Just to finish on the rain / damp / mud theme: Nowadays I abandon the car at the point where it turns 90 degrees in the mud and walk the rest of the way home. While doing that this evening I noticed three things. First, I have a hole in my right boot – didn’t notice that between April and September when I seemed to be living in a hot, dry country. Secondly, there are large paw prints in the mud inside the fenced property; obviously I fervently hoped they belonged to a lynx but after close analysis have to conclude they belong to a neighbouring labrador. And thirdly, I have a river, not a post-deluge drain-off, but a bona fide river complete with a rock riverbed, a series of small waterfalls and pools, and a mid-level rippling roar. There are frogs are croaking on the banks.
I’m fairly sure all this wasn’t there yesterday. The new river forms a clear lagoon, a self-prescribed knee-deep moat, where the gate should be, before splashing off down through the neighbouring fields to surprise someone else.
Where it starts, I’m not sure, but the chances are it might be in that evergreen lush patch. Perhaps there is a spring; I shall get myself a forked stick and go dowsing after I look up the instructions online, although you hardly need a stick – you only have to look through the window to see water.

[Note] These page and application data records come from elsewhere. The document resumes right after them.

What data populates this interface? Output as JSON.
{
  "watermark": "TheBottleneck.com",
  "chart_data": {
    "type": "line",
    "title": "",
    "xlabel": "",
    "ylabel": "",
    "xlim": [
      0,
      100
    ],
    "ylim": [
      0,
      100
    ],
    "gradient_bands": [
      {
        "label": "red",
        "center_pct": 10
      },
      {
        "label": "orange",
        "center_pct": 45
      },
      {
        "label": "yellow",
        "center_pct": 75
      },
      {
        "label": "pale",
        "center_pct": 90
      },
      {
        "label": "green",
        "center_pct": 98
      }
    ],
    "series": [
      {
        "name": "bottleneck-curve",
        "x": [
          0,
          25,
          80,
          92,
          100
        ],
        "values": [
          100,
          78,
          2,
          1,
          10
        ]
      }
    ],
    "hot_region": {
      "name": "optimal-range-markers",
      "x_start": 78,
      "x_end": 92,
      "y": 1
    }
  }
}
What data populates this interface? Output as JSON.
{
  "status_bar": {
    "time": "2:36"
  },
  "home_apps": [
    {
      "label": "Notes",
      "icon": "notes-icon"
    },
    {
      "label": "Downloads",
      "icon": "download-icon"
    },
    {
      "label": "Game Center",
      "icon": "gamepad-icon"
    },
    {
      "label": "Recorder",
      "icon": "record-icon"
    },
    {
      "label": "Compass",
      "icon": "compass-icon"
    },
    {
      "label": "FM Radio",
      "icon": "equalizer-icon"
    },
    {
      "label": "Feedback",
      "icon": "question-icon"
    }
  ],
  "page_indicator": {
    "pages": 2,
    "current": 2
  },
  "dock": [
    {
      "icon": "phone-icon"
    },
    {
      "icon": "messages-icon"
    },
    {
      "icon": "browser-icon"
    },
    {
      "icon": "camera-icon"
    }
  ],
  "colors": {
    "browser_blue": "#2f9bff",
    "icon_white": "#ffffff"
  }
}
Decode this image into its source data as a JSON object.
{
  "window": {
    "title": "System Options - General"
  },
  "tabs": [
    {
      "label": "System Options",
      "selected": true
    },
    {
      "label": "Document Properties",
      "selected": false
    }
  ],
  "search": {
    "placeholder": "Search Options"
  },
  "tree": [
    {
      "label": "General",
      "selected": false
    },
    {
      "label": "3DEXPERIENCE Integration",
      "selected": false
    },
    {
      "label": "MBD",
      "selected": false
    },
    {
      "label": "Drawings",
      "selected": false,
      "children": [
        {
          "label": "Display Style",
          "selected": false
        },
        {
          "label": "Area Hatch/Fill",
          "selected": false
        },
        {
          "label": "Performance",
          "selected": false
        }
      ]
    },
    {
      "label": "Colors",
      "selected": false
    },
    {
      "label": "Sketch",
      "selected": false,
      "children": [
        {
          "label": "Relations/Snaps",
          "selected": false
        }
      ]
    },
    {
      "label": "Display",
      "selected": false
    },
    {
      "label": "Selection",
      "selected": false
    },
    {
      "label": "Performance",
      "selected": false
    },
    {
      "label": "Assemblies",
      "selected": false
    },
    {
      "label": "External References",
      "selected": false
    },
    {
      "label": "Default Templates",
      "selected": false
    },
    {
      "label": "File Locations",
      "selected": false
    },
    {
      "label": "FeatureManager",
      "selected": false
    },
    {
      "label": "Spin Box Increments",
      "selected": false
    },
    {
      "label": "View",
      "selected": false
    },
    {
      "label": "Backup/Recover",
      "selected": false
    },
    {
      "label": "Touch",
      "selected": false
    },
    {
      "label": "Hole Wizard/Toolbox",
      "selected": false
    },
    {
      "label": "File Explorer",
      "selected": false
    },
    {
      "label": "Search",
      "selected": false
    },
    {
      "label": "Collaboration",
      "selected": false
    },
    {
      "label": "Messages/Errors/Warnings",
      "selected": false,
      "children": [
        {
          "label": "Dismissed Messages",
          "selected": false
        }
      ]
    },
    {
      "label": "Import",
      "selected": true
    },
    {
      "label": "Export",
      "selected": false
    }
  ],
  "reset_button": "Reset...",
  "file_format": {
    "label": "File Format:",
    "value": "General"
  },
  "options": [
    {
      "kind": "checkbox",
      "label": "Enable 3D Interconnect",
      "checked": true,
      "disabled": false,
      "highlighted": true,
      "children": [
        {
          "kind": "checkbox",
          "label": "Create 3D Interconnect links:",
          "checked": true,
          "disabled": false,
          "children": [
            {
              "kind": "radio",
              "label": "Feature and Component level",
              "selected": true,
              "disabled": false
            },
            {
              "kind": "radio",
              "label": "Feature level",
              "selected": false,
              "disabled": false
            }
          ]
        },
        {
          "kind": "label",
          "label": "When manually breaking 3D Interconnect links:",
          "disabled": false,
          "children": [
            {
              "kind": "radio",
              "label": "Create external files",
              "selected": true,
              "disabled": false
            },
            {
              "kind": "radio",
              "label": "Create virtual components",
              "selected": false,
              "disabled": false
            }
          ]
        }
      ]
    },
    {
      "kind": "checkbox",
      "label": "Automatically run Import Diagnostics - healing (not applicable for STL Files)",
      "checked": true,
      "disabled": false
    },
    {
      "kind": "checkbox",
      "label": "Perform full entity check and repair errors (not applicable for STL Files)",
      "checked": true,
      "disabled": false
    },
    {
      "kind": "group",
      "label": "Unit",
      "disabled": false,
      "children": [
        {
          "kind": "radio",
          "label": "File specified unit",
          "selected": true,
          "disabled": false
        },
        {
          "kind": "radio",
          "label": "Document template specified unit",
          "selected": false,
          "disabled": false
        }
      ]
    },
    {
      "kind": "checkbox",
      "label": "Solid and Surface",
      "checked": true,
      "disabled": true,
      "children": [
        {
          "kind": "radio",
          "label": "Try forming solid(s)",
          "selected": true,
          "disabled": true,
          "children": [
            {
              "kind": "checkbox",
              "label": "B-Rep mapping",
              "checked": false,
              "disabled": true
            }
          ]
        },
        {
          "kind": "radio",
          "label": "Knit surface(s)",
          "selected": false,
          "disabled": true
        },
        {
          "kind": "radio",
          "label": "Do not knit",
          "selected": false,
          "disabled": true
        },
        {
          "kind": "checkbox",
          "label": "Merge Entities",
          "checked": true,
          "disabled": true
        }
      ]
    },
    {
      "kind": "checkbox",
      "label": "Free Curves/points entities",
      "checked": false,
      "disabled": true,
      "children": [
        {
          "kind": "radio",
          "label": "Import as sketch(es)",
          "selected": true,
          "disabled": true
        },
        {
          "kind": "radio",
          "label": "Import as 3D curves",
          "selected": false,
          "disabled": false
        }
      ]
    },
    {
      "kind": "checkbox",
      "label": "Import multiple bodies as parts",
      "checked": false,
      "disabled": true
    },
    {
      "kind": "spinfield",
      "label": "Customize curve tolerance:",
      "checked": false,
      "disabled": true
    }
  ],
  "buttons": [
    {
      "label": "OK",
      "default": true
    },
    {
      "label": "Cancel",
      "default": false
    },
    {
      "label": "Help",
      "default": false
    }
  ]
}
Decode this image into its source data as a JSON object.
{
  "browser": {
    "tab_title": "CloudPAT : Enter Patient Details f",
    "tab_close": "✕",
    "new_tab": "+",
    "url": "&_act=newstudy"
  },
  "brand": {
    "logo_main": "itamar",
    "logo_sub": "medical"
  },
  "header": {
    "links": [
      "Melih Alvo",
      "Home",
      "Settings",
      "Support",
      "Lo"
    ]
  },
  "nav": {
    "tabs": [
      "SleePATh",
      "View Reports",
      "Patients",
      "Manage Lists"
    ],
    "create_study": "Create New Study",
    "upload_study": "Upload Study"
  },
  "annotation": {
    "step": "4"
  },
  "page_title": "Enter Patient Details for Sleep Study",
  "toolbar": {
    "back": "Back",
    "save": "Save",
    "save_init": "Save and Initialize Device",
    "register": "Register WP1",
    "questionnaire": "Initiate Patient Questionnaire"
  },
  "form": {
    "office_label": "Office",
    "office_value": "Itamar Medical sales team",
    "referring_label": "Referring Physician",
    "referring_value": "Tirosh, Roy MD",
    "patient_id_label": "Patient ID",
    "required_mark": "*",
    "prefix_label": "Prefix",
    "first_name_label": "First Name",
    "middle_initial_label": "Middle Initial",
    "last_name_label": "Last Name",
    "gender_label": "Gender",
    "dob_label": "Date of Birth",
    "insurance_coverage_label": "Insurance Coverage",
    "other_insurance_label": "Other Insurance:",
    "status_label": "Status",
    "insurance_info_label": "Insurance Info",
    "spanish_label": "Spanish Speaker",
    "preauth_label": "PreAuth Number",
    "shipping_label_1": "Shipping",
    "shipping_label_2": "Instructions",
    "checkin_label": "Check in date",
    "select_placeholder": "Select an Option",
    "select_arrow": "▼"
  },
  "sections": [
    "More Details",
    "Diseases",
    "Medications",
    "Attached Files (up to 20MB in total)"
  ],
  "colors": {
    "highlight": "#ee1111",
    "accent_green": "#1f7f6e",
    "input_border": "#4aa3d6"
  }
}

The water in the house comes from a well which taps into some dreadful sounding underground lake. I don’t winch it up in a pail, but have a complicated Heath Robinson type system of well pumps and pressure pumps and pipes which suck it up 100 metres and across a field into a water deposit, then on through a hi-tech decalcifying machine with a bleeping electronic display which means nothing to me, and then finally through rather nice taps.
Currently though, most of the water coming into the house comes via the wide gaps under the doors, with quite a bit more coming through the leaking roof, and some just soaking through the bathroom wall.
The jocular Ivan came to assess the situation on Thursday, and chipped away at something, but it seems nothing much can be done until it stops raining, and the chances of that happening anytime soon are slim. Never mind. The rainwater tastes better than the well water and there’s a seemingly unlimited supply, so I’ve been collecting it in buckets and pans (and actually, also the wheelbarrow), and putting on my boots to go out in the rain every time I need to fill the kettle. Modern life.
Published a little after the events.